Excerpts from an interface dataset
"""

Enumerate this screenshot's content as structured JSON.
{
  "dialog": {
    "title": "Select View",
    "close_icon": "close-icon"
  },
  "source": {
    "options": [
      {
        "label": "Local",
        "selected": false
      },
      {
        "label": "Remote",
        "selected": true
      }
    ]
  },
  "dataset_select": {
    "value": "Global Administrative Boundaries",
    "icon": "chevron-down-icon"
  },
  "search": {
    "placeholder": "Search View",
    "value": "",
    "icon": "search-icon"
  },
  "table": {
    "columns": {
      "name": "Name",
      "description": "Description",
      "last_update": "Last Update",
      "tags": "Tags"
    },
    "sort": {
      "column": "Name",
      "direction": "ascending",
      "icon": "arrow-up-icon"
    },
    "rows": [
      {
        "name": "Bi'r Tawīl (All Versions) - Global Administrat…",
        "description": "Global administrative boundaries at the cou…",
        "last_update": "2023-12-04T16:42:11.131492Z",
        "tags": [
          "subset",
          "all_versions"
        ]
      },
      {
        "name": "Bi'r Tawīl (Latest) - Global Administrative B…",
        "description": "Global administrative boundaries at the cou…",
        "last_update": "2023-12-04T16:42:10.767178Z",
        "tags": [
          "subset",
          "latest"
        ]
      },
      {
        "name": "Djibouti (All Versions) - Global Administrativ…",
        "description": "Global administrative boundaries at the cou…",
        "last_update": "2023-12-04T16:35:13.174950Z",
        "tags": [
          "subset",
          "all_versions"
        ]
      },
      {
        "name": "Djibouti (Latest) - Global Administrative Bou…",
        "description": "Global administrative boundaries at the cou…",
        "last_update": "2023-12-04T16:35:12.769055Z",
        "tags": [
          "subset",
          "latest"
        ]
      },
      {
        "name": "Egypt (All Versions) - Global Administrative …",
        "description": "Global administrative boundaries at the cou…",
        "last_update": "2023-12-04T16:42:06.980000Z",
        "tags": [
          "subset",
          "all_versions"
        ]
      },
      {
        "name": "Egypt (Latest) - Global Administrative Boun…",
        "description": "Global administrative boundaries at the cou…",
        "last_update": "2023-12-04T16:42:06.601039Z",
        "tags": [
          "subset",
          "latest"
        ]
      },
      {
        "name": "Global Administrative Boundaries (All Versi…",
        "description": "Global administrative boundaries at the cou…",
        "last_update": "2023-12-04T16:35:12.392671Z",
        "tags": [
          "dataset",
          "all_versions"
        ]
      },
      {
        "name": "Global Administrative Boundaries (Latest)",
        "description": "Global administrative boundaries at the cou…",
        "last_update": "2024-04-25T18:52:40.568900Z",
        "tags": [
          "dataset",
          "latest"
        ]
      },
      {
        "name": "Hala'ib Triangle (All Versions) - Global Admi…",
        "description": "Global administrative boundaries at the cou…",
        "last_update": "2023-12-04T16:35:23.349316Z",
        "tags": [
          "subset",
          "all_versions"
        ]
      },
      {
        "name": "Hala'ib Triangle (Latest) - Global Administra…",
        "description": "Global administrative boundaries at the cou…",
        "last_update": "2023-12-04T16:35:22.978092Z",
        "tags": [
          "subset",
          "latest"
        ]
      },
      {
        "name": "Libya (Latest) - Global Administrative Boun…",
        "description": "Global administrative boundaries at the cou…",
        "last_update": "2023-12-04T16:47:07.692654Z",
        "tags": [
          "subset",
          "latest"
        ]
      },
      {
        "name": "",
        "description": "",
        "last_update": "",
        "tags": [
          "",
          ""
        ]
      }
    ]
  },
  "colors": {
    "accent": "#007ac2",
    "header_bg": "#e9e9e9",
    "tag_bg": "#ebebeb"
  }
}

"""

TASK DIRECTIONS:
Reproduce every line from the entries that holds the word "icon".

OUTPUT OF THE TASK:
    "close_icon": "close-icon"
    "icon": "chevron-down-icon"
    "icon": "search-icon"
      "icon": "arrow-up-icon"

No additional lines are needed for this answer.